**Description of the task**
Which lines of the records below contain the word "JSON"? Copy each of them out.

**Data for this exercise**

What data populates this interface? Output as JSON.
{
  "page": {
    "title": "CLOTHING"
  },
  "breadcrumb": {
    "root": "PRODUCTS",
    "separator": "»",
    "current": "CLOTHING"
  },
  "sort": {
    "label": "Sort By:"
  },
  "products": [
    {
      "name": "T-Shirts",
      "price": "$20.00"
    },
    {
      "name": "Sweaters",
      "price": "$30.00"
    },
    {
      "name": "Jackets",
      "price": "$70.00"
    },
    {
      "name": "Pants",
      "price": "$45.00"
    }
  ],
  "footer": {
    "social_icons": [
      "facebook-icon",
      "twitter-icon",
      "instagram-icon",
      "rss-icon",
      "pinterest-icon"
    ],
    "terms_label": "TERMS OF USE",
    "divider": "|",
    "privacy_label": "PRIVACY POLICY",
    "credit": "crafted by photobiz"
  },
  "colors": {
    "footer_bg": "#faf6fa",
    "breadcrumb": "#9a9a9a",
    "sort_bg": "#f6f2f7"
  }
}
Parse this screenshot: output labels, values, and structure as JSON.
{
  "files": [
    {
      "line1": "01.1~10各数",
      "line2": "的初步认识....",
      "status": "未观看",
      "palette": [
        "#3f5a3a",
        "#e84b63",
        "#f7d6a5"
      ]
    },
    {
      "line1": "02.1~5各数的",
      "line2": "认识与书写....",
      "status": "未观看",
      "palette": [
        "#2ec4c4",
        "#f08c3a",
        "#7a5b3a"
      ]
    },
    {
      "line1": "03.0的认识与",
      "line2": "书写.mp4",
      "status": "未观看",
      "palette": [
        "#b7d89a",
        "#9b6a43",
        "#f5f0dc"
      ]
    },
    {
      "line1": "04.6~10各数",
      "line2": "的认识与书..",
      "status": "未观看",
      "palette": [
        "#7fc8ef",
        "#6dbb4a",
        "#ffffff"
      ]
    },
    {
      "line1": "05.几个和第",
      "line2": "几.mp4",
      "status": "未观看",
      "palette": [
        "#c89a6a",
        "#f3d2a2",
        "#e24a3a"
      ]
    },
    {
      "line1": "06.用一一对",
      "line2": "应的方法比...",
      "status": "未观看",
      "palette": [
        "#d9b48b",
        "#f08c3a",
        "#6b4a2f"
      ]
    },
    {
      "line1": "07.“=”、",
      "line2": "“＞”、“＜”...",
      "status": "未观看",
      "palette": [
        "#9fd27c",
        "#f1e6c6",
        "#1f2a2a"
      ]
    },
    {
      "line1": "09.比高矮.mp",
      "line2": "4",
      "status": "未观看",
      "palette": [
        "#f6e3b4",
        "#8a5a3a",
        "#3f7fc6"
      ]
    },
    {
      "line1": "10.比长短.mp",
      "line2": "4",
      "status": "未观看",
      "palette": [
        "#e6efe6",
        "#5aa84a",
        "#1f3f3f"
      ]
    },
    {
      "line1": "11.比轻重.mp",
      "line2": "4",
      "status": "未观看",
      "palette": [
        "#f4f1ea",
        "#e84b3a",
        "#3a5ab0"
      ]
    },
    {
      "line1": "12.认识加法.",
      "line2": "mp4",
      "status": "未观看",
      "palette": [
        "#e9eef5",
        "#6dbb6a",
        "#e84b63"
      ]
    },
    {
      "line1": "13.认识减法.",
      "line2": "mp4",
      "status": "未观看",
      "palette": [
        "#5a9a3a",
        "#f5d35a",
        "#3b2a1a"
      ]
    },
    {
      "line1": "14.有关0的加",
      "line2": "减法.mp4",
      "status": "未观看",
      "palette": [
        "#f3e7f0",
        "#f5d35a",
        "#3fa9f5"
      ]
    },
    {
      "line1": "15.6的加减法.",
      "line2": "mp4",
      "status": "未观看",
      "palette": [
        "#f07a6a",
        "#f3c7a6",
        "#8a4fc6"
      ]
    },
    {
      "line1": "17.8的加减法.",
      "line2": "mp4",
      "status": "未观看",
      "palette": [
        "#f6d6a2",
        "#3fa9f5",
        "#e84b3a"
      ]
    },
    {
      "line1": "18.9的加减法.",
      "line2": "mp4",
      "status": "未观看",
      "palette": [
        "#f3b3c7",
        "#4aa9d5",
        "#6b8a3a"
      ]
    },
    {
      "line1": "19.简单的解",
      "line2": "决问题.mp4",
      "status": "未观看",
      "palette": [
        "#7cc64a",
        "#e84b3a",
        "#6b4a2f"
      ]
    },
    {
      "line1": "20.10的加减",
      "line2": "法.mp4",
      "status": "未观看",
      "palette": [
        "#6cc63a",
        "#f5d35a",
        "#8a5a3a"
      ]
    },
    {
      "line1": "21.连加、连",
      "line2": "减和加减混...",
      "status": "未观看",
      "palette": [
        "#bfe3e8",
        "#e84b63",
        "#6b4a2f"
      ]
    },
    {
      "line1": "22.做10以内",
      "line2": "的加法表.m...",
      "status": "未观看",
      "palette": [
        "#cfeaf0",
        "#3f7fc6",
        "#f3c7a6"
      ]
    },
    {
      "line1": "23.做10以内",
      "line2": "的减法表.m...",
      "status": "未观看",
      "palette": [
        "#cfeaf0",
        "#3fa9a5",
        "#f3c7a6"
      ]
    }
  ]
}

**Expected answer**
What data populates this interface? Output as JSON.
Parse this screenshot: output labels, values, and structure as JSON.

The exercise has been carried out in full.